» Provided records:
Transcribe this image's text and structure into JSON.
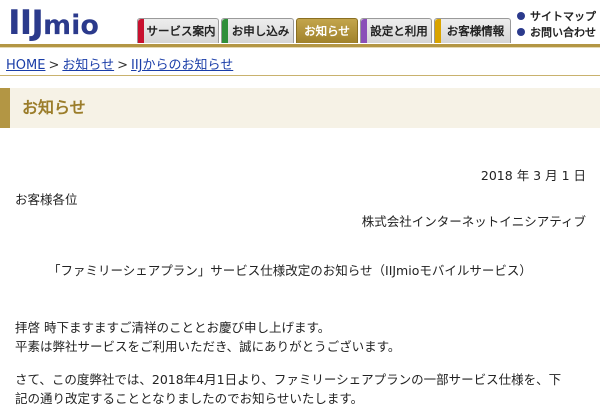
{
  "logo": {
    "ii": "IIJ",
    "mio": "mio"
  },
  "nav": {
    "tabs": [
      {
        "label": "サービス案内",
        "accent": "#c8102e",
        "active": false
      },
      {
        "label": "お申し込み",
        "accent": "#2f8f3a",
        "active": false
      },
      {
        "label": "お知らせ",
        "accent": "",
        "active": true
      },
      {
        "label": "設定と利用",
        "accent": "#8a4fb8",
        "active": false
      },
      {
        "label": "お客様情報",
        "accent": "#d9a400",
        "active": false
      }
    ],
    "util": {
      "sitemap": "サイトマップ",
      "contact": "お問い合わせ"
    }
  },
  "breadcrumb": {
    "home": "HOME",
    "news": "お知らせ",
    "iij_news": "IIJからのお知らせ",
    "separator": ">"
  },
  "page_title": "お知らせ",
  "letter": {
    "date": "2018 年 3 月 1 日",
    "recipient": "お客様各位",
    "sender": "株式会社インターネットイニシアティブ",
    "subject": "「ファミリーシェアプラン」サービス仕様改定のお知らせ（IIJmioモバイルサービス）",
    "greeting1": "拝啓 時下ますますご清祥のこととお慶び申し上げます。",
    "greeting2": "平素は弊社サービスをご利用いただき、誠にありがとうございます。",
    "body1": "さて、この度弊社では、2018年4月1日より、ファミリーシェアプランの一部サービス仕様を、下",
    "body2": "記の通り改定することとなりましたのでお知らせいたします。"
  }
}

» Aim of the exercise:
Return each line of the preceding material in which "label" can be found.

» Answer for the task:
        "label": "サービス案内",
        "label": "お申し込み",
        "label": "お知らせ",
        "label": "設定と利用",
        "label": "お客様情報",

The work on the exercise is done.